In 1930, the region had a population of 30,082, of which 27,919 (92.8%) Romanians, 1,931 (6.4%) Jews and 232 (0.8%) people of other ethnicities.

In 2001, the population of Hertsa Raion was 32,316, of which 91.4% Romanians, 5.0% Ukrainians, 2.3% Moldovans, 0.9% Russians and 0.3% of other ethnicities (see: Ukrainian Census, 2001).

LocalitiesEdit

Hertsa Raion was composed of 1 city and 13 incorporated localities, containing a total of 24 villages (Romanian names listed in brackets):

  • Герца Hertsa (Herţa)
  • Байраки Bairaky (Mogoșești)
  • Буківка Bukivka (Poieni, Poieni-Bucovina, Puieni)
  • Годинівка Hodynivka (Godinești, Godânești)
  • Горбова Horbova (Horbova)
  • Хряцька Khriatska (Hreațca)
  • Куликівка Kulykіvka (Colincăuți, Culiceni)
  • Лунка Lunka (Lunca)
  • Молниця Molnytsia (Molnița)
  • Остриця Ostrytsia (Ostrița, Stârcești)
  • Петрашівка Petrashivka (Mihoreni, Petrașivca)
  • Тернавка Ternavka (Târnauca)
  • Цурень Tsuren (Țureni)
  • Велика Буда Velyka Buda (Buda Mare)

The 10 unincorporated villages are:

  • Банчени Bancheny (Bănceni)
  • Дяківці Diakіvtsі (Probotești)
  • Круп'янське Krupianske (Pasat)
  • Луковиця Lukovytsia (Lucovița, Lucovița Moldovenească)
  • Мала Буда Mala Buda (Buda Mică)
  • Маморниця Mamornytsia (Mamornița, Mamornița Ucraineană)
  • Могилівка Mohylivka (Movila)
  • Підвальне Pіdval'ne (Becești)
  • Радгоспівка Radhospivka (Vama)
  • Великосілля Velykosillia (Pilipăuți, Satul Mare)

See alsoEdit

ReferencesEdit

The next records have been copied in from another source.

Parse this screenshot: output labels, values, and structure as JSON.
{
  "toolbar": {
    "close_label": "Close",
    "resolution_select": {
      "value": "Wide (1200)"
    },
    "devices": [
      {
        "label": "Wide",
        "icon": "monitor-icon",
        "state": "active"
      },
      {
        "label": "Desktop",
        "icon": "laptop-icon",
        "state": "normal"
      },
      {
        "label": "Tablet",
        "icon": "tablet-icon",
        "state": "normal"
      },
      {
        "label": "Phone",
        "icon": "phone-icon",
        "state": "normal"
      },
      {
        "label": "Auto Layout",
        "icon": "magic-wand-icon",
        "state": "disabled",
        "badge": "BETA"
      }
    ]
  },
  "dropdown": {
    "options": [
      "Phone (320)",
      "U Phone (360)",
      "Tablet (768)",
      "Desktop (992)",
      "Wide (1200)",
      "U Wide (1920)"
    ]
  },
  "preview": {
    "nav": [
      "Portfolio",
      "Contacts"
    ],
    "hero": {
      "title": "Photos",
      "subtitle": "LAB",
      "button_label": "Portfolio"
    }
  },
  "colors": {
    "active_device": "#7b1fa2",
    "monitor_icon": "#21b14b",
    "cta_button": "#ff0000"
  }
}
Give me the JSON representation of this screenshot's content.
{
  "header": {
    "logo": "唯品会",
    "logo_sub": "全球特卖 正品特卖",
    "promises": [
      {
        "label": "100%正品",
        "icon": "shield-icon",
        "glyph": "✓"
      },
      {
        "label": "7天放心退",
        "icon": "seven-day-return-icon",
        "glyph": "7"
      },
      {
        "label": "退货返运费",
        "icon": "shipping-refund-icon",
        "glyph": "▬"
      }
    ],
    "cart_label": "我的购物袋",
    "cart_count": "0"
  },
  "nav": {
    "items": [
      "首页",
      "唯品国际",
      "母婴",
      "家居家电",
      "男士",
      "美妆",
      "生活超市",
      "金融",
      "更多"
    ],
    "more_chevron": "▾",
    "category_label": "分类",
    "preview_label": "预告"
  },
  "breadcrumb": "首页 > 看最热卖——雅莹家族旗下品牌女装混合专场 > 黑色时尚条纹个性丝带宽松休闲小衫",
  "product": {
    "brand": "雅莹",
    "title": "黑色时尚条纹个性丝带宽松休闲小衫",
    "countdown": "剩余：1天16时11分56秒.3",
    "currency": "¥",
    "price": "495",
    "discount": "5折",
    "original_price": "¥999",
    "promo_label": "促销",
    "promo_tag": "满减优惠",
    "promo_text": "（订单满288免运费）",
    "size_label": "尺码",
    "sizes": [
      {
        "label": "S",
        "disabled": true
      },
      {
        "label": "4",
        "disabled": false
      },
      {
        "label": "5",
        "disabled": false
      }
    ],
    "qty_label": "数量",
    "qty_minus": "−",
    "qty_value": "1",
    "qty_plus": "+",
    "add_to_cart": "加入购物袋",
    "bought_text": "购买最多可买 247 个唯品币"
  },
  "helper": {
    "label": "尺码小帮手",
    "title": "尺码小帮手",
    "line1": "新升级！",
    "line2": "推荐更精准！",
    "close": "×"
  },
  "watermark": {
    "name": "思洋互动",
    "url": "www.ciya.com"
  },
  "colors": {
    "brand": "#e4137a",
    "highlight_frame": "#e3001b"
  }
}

  1. ^ "Про утворення та ліквідацію районів. Постанова Верховної Ради України № 807-ІХ". Голос України (in Ukrainian). 2020-07-18. Retrieved 2020-10-03.
  2. ^ "Нові райони: карти + склад" (in Ukrainian). Міністерство розвитку громад та територій України.
  3. ^ Чисельність наявного населення України на 1 січня 2020 року / Population of Ukraine Number of Existing as of January 1, 2020 (PDF) (in Ukrainian and English). Kyiv: State Statistics Service of Ukraine.
  4. ^ "Герцаївська районна рада (состав до 2020 г.)" (in Russian). Портал об'єднаних громад України.
  5. ^ Din istoria Ţinutului Herţa
  6. ^ Cum ne-a luat Molotov Bucovina şi Ţinutul Herţei

External linksEdit